The Freeze-Frame Revolution – Peter Watts

5 out of 5

I’ve been fortunate enough to say this a few times: it’s so, so satisfying when you read a great book.  “Great” is certainly subjective, but whatever qualifies for a reader reading past their set point – “I’ll put it down after this chapter,” or “ten more pages,” and then you keep going – and when that momentum continues to provide satisfaction, up through the final page… it casts such a clear light upon the dividing line between these supreme experiences and those texts that you enjoy, but just kinda pick up and put down at a leisurely pace, or more questionably, those that you slog through out of some kind of determination.  More succinctly: every great book reminds you of what it’s like to read a great book, which reminds you of why you fell in love with books.

I want and need to read more Peter Watts.  Freeze-Frame Revolution is only my second book of his, and even though I’m missing some short stories that set up the world in which it takes place, I loved it; I’m all in.  It takes what I enjoyed about that other reading experience – the hard, out-there, sci-fi; the study of such science’s long-reaching effects upon the humans it affects – and boils it down to a hard-hitting novella that has a clear trajectory, which is what the other book lacked for much of its pages.  Partially this could be said to be because it’s a “novella” – not even 200 pages in length – but it’s also because of the book’s subject matter: a space mission of mapping the universe, on a gigantic craft powered by a black hole and crafting wormholes to link point As to point Bs, run by a “stupid” AI and a crew of 30,000 that are only woken at times chosen by the AI – often thousands of years apart – to help support the “builds” of these “gates,” in case mission parameters require some backup.  It’s an insanely wonderful mindfuck of a concept that brings to the forefront the relativity of time – the crews’ lives are experienced day-to-day, despite multiple decades passing while they sleep – and also keeps the story necessarily rolling along, as our narrator – Sunday – is only up and talking when there’s something to do.

Sunday also seems to have a unique connection with the AI – named Chimp – in that she converses with it on a more human level, beyond requests for statistics and updates, visualized on HUDs into which all passengers minds / eyeballs are virtually plugged in.  We learn bits and pieces of her being there upon Chimp’s “birth,” upon seeing the AI “dance” – manipulate other objects, rhythmically – as it educated itself regarding the world around it; she affixes a personality to Chimp while also understanding that all of its responses are just branches in logic coded by humans, and purposefully coded to not know it all.  Not necessarily out of fear of the tired machines-take-over trope, but because of the coders awareness of our own limitations: we cannot plan for the unknown, and so we shouldn’t code for it.
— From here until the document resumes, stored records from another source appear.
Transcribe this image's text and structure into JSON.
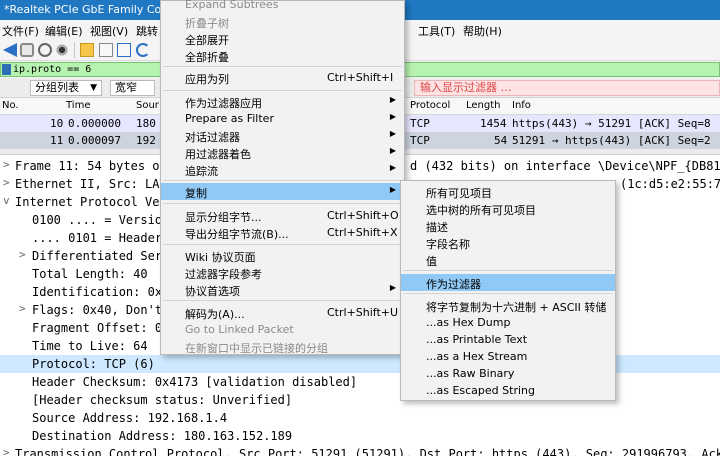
{
  "window": {
    "title": "*Realtek PCIe GbE Family Co"
  },
  "menubar": {
    "file": "文件(F)",
    "edit": "编辑(E)",
    "view": "视图(V)",
    "go": "跳转",
    "tools": "工具(T)",
    "help": "帮助(H)"
  },
  "toolbar": {
    "icons": [
      "shark-fin-start-icon",
      "stop-icon",
      "restart-icon",
      "options-gear-icon",
      "open-file-icon",
      "save-file-icon",
      "close-file-icon",
      "reload-icon"
    ]
  },
  "filter": {
    "value": "ip.proto == 6"
  },
  "search": {
    "mode": "分组列表",
    "charset": "宽窄",
    "display_filter_placeholder": "输入显示过滤器 …"
  },
  "packet_list": {
    "columns": {
      "no": "No.",
      "time": "Time",
      "source": "Sour",
      "protocol": "Protocol",
      "length": "Length",
      "info": "Info"
    },
    "rows": [
      {
        "no": "10",
        "time": "0.000000",
        "source": "180",
        "protocol": "TCP",
        "length": "1454",
        "info": "https(443) → 51291 [ACK] Seq=8"
      },
      {
        "no": "11",
        "time": "0.000097",
        "source": "192",
        "protocol": "TCP",
        "length": "54",
        "info": "51291 → https(443) [ACK] Seq=2"
      }
    ]
  },
  "details": {
    "frame": "Frame 11: 54 bytes on",
    "frame_tail": "d (432 bits) on interface \\Device\\NPF_{DB814D",
    "ethernet": "Ethernet II, Src: LAP",
    "ethernet_tail": "(1c:d5:e2:55:79:c",
    "ip": "Internet Protocol Ver",
    "version": "0100 .... = Versio",
    "header_len": ".... 0101 = Header",
    "dsf": "Differentiated Ser",
    "total_length": "Total Length: 40",
    "identification": "Identification: 0x",
    "flags": "Flags: 0x40, Don't",
    "frag_offset": "Fragment Offset: 0",
    "ttl": "Time to Live: 64",
    "protocol": "Protocol: TCP (6)",
    "checksum": "Header Checksum: 0x4173 [validation disabled]",
    "checksum_status": "[Header checksum status: Unverified]",
    "src": "Source Address: 192.168.1.4",
    "dst": "Destination Address: 180.163.152.189",
    "tcp": "Transmission Control Protocol, Src Port: 51291 (51291), Dst Port: https (443), Seq: 291996793, Ack: 8"
  },
  "context_menu": {
    "expand_subtrees": "Expand Subtrees",
    "collapse_subtree": "折叠子树",
    "expand_all": "全部展开",
    "collapse_all": "全部折叠",
    "apply_as_column": "应用为列",
    "apply_as_column_shortcut": "Ctrl+Shift+I",
    "apply_as_filter": "作为过滤器应用",
    "prepare_as_filter": "Prepare as Filter",
    "conversation_filter": "对话过滤器",
    "colorize_with_filter": "用过滤器着色",
    "follow_stream": "追踪流",
    "copy": "复制",
    "show_packet_bytes": "显示分组字节...",
    "show_packet_bytes_shortcut": "Ctrl+Shift+O",
    "export_packet_bytes": "导出分组字节流(B)...",
    "export_packet_bytes_shortcut": "Ctrl+Shift+X",
    "wiki_protocol_page": "Wiki 协议页面",
    "filter_field_reference": "过滤器字段参考",
    "protocol_preferences": "协议首选项",
    "decode_as": "解码为(A)...",
    "decode_as_shortcut": "Ctrl+Shift+U",
    "go_to_linked_packet": "Go to Linked Packet",
    "show_linked_packet_new_window": "在新窗口中显示已链接的分组"
  },
  "copy_submenu": {
    "all_visible_items": "所有可见项目",
    "all_visible_selected_tree_items": "选中树的所有可见项目",
    "description": "描述",
    "field_name": "字段名称",
    "value": "值",
    "as_filter": "作为过滤器",
    "bytes_hex_ascii": "将字节复制为十六进制 + ASCII 转储",
    "as_hex_dump": "...as Hex Dump",
    "as_printable_text": "...as Printable Text",
    "as_hex_stream": "...as a Hex Stream",
    "as_raw_binary": "...as Raw Binary",
    "as_escaped_string": "...as Escaped String"
  },
  "colors": {
    "titlebar": "#1f78c1",
    "filter_ok": "#b7f3b0",
    "menu_highlight": "#90c8f6",
    "row_selected": "#cde8ff",
    "display_filter_bg": "#fde3e3"
  }
}
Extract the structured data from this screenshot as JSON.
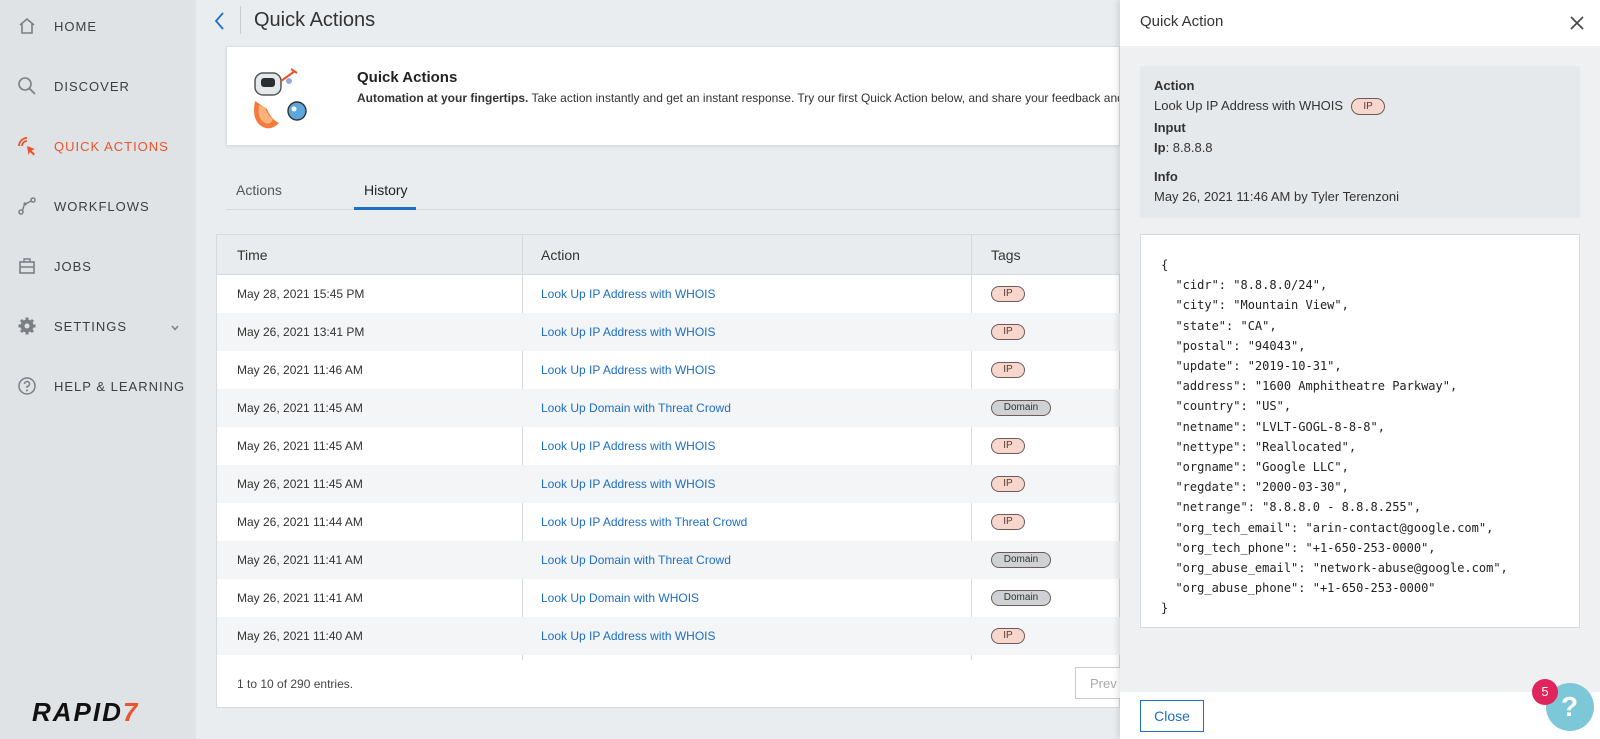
{
  "colors": {
    "accent": "#e8542b",
    "link": "#1c6ec6",
    "ip_tag": "#f6d6cd",
    "domain_tag": "#cfd2d4"
  },
  "sidebar": {
    "items": [
      {
        "label": "HOME",
        "icon": "home-icon",
        "active": false
      },
      {
        "label": "DISCOVER",
        "icon": "search-icon",
        "active": false
      },
      {
        "label": "QUICK ACTIONS",
        "icon": "cursor-click-icon",
        "active": true
      },
      {
        "label": "WORKFLOWS",
        "icon": "workflow-icon",
        "active": false
      },
      {
        "label": "JOBS",
        "icon": "briefcase-icon",
        "active": false
      },
      {
        "label": "SETTINGS",
        "icon": "gear-icon",
        "active": false
      },
      {
        "label": "HELP & LEARNING",
        "icon": "help-circle-icon",
        "active": false
      }
    ],
    "logo_text": "RAPID",
    "logo_seven": "7"
  },
  "header": {
    "title": "Quick Actions"
  },
  "banner": {
    "title": "Quick Actions",
    "lead": "Automation at your fingertips.",
    "text": " Take action instantly and get an instant response. Try our first Quick Action below, and share your feedback and ideas in the "
  },
  "tabs": [
    {
      "label": "Actions",
      "active": false
    },
    {
      "label": "History",
      "active": true
    }
  ],
  "table": {
    "headers": [
      "Time",
      "Action",
      "Tags"
    ],
    "rows": [
      {
        "time": "May 28, 2021 15:45 PM",
        "action": "Look Up IP Address with WHOIS",
        "tag": "IP"
      },
      {
        "time": "May 26, 2021 13:41 PM",
        "action": "Look Up IP Address with WHOIS",
        "tag": "IP"
      },
      {
        "time": "May 26, 2021 11:46 AM",
        "action": "Look Up IP Address with WHOIS",
        "tag": "IP"
      },
      {
        "time": "May 26, 2021 11:45 AM",
        "action": "Look Up Domain with Threat Crowd",
        "tag": "Domain"
      },
      {
        "time": "May 26, 2021 11:45 AM",
        "action": "Look Up IP Address with WHOIS",
        "tag": "IP"
      },
      {
        "time": "May 26, 2021 11:45 AM",
        "action": "Look Up IP Address with WHOIS",
        "tag": "IP"
      },
      {
        "time": "May 26, 2021 11:44 AM",
        "action": "Look Up IP Address with Threat Crowd",
        "tag": "IP"
      },
      {
        "time": "May 26, 2021 11:41 AM",
        "action": "Look Up Domain with Threat Crowd",
        "tag": "Domain"
      },
      {
        "time": "May 26, 2021 11:41 AM",
        "action": "Look Up Domain with WHOIS",
        "tag": "Domain"
      },
      {
        "time": "May 26, 2021 11:40 AM",
        "action": "Look Up IP Address with WHOIS",
        "tag": "IP"
      }
    ],
    "footer": "1 to 10 of 290 entries.",
    "prev_label": "Prev"
  },
  "drawer": {
    "title": "Quick Action",
    "action_label": "Action",
    "action_value": "Look Up IP Address with WHOIS",
    "action_tag": "IP",
    "input_label": "Input",
    "input_key": "Ip",
    "input_value": ": 8.8.8.8",
    "info_label": "Info",
    "info_value": "May 26, 2021 11:46 AM by Tyler Terenzoni",
    "json_lines": [
      "{",
      "  \"cidr\": \"8.8.8.0/24\",",
      "  \"city\": \"Mountain View\",",
      "  \"state\": \"CA\",",
      "  \"postal\": \"94043\",",
      "  \"update\": \"2019-10-31\",",
      "  \"address\": \"1600 Amphitheatre Parkway\",",
      "  \"country\": \"US\",",
      "  \"netname\": \"LVLT-GOGL-8-8-8\",",
      "  \"nettype\": \"Reallocated\",",
      "  \"orgname\": \"Google LLC\",",
      "  \"regdate\": \"2000-03-30\",",
      "  \"netrange\": \"8.8.8.0 - 8.8.8.255\",",
      "  \"org_tech_email\": \"arin-contact@google.com\",",
      "  \"org_tech_phone\": \"+1-650-253-0000\",",
      "  \"org_abuse_email\": \"network-abuse@google.com\",",
      "  \"org_abuse_phone\": \"+1-650-253-0000\"",
      "}"
    ],
    "close_label": "Close"
  },
  "help": {
    "badge_count": "5",
    "glyph": "?"
  }
}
We can, however, plan for the inevitability of being human; of being imperfect and dissatisfied with the status quo.  And our story posits that scenario: when these passengers tire of their forever mission of exploration, one which doesn’t computationally “end,” what happens?  What happens when enough of them start to share these feelings, and start to voice them, across the many-years divides and the different “tribes” of people who are often woken up together?

The reader starts to identify with Chimp.  Select passengers’ opinions dominate over the tens of thousands who have no idea that there’s a potential rebellion going on.  Meanwhile, Watts is able to drop in all of these insane, theoretical (and yet grounded) sci-fi concepts about how this ship operates and sustains, and the kind of in-world lingo that has developed to speak about those concepts, and it never had me scrabbling for an appendix or searching back over past pages for an explanation as some other books necessitate; you get the gist via context, but you can also do some extra research if you want to get a better grasp on the terminology (and perhaps that’s why it contextually works, because it’s not just made up wholesale).

Sci-fi, as is often noted, is one of those genres that can allow for not only the exciting (and frightening) exploration of the unknown and impossible, but also as a cover for heavy duty sociological and psychological studies.  Free-Frame Revolution is all of that, hyper-compressed down to incredibly well written – and often funny, and often terrifying, and often conceptually mind blowing, and often can’t-turn-the-pages-fast-enough gripping – bullet points of story.  Having read some other takes on the tale, I can understand how some of the supporting short stories may’ve undermined the book’s impact, but even taking that into account, this is much more one of those journey-over-the-destination experiences, because the endpoint is very much tailored to get you to a point where your own brain gears are a’turnin’, wondering what could be next – for the world of the book, and for yourself.